- U.S. military presence in Alaska during boundary disputes with Canada.
- National Historic Landmark designated on June 2, 1978
- OPEN TO PUBLIC:
- MANAGED BY:
- Alaska Indian Arts
Gateway to Alaska Gold
In July 1902, Haines was chosen as the site for a permanent fort in upper Lynn Canal. Located 17 miles from Skagway the site made it possible to monitor traffic bound inland over the Dalton, Chilkoot, Chilkat, and White Pass trails. In this way the Army hoped to impose order on the unruly mob of gold seekers heading north while also providing a military presence in Alaska during boundary dispute with Canada. Completed in 1904, Fort William H. Seward was the last of twelve Gold Rush era military posts built in Alaska.
With the Klondike Gold Rush, which began in 1897, as many as 100,000 people rushed north. While some stampeders travelled to the Klondike via the more expensive Yukon River route most went over one of the four Gold Rush trails near Haines, and the Canadian border.
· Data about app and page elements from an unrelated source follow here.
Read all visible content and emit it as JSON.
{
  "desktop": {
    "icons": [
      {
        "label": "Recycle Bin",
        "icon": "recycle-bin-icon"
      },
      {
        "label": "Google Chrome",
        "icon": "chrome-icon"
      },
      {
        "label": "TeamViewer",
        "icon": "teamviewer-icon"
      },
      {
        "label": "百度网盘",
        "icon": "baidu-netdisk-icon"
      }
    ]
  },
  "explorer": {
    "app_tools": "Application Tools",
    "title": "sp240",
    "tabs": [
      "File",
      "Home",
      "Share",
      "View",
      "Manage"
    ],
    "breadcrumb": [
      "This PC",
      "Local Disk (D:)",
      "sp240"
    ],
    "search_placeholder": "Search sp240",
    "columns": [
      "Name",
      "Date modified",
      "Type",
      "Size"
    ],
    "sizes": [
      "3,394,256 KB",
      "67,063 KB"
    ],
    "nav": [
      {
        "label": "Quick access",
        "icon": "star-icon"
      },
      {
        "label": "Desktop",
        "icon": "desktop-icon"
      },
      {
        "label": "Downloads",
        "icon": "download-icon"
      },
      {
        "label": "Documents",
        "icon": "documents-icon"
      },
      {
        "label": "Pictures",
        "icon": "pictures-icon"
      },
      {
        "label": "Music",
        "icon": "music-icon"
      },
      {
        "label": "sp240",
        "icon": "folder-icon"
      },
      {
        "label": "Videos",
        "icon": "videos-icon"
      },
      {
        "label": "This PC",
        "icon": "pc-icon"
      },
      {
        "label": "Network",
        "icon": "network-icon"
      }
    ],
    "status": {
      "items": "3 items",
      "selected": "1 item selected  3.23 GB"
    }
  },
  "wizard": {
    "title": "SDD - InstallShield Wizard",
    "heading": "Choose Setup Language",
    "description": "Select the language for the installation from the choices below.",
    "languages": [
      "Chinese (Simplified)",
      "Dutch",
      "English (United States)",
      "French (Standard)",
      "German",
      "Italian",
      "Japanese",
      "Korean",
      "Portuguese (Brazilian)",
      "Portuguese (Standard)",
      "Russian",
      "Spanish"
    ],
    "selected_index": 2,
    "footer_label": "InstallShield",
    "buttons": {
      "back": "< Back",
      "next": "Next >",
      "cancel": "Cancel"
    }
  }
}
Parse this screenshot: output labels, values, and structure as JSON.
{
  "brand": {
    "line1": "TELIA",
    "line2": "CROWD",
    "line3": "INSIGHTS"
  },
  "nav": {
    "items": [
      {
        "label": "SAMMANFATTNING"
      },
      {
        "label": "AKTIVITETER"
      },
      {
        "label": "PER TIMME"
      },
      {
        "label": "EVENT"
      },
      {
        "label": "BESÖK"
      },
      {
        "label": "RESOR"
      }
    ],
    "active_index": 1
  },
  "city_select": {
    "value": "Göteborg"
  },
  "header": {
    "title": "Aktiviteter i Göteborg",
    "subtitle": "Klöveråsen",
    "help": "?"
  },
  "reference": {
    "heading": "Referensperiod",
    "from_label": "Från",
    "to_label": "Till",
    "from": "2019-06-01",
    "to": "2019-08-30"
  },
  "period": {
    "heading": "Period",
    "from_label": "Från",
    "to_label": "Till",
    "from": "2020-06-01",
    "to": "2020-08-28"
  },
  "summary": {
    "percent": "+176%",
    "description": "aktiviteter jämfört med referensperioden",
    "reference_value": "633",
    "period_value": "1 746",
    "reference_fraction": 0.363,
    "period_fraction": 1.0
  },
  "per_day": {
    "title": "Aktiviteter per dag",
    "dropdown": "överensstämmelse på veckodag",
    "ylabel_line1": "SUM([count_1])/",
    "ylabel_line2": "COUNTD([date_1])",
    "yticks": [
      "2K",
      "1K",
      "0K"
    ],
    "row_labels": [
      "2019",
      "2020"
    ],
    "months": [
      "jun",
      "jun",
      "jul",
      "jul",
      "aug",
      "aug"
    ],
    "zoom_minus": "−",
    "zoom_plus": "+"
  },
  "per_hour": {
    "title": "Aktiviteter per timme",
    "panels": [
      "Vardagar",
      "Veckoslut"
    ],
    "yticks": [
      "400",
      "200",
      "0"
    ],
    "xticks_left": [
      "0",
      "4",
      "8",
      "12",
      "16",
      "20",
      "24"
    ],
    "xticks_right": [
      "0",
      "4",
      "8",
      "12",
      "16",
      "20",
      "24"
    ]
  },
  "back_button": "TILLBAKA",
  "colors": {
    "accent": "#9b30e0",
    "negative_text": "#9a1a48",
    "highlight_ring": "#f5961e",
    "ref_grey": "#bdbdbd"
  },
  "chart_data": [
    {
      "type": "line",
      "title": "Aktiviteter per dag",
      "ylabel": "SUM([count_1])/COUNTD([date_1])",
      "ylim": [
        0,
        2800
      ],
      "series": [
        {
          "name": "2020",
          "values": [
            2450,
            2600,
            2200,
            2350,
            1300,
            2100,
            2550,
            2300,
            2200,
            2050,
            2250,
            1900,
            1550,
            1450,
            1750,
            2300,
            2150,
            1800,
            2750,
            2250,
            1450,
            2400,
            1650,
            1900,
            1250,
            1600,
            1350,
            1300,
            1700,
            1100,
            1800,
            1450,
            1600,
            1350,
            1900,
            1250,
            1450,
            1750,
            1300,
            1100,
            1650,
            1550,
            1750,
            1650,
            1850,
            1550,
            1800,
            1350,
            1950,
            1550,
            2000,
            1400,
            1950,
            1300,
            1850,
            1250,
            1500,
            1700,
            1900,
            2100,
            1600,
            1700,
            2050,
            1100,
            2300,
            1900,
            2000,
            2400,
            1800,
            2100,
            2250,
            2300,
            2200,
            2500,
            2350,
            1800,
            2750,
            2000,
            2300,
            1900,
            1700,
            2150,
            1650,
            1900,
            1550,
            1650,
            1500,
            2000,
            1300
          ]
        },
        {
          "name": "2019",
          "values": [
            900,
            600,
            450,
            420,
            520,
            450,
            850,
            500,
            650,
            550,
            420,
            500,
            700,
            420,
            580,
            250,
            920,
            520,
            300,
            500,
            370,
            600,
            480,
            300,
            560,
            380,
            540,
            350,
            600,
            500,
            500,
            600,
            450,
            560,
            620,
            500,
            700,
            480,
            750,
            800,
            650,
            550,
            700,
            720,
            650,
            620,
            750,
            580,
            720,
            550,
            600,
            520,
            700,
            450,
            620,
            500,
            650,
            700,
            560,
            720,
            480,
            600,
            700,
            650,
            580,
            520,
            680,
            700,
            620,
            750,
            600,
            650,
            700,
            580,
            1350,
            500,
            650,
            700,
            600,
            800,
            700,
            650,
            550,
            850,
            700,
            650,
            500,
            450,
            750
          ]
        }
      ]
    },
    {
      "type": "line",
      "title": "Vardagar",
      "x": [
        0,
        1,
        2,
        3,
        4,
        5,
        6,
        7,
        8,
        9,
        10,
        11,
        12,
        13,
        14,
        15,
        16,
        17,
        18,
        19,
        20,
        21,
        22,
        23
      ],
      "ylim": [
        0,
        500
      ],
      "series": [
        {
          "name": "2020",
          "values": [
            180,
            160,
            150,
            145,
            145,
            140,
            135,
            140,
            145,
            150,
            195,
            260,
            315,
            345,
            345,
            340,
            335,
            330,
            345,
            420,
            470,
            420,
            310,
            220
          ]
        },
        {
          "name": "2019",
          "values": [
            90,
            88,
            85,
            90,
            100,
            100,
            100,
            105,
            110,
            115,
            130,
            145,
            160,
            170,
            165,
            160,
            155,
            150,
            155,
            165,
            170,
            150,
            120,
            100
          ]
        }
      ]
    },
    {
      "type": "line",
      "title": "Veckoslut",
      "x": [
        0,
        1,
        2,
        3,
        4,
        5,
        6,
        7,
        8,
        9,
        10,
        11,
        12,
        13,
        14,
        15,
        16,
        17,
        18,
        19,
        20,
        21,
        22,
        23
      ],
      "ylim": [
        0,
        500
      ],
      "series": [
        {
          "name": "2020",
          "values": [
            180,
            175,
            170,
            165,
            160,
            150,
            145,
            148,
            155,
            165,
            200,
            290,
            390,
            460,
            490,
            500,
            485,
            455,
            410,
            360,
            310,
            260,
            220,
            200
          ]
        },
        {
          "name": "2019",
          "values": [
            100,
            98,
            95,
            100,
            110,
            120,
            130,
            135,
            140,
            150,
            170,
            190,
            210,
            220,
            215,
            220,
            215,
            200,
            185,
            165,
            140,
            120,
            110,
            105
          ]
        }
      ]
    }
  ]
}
With the large influx of people came crime. Most of it consisted of property crimes such as theft, embezzlement, and con games or “sin crimes” such as illegal gambling, prostitution and illegal manufacture and sale of alcohol. Troops were needed to bring order to the territory.
The flood of people to area in southeast Alaska near the Canadian border brought attention the long dormant Alaska-Canada boundary dispute. Fort William H. Seward was established on the Canadian side of the boundary claimed by Canada as a challenge to this claim, which was resolved in 1903 as the fort neared completion. From 1925 to 1940, Fort William H. Seward was the only active Army post in Alaska. During World War I the fort served as a training center for Alaska draftees, and during World War II the fort served as a recruitment station, rest stop, and training center for troops involved in the Aleutian Campaign and the war effort throughout the territory.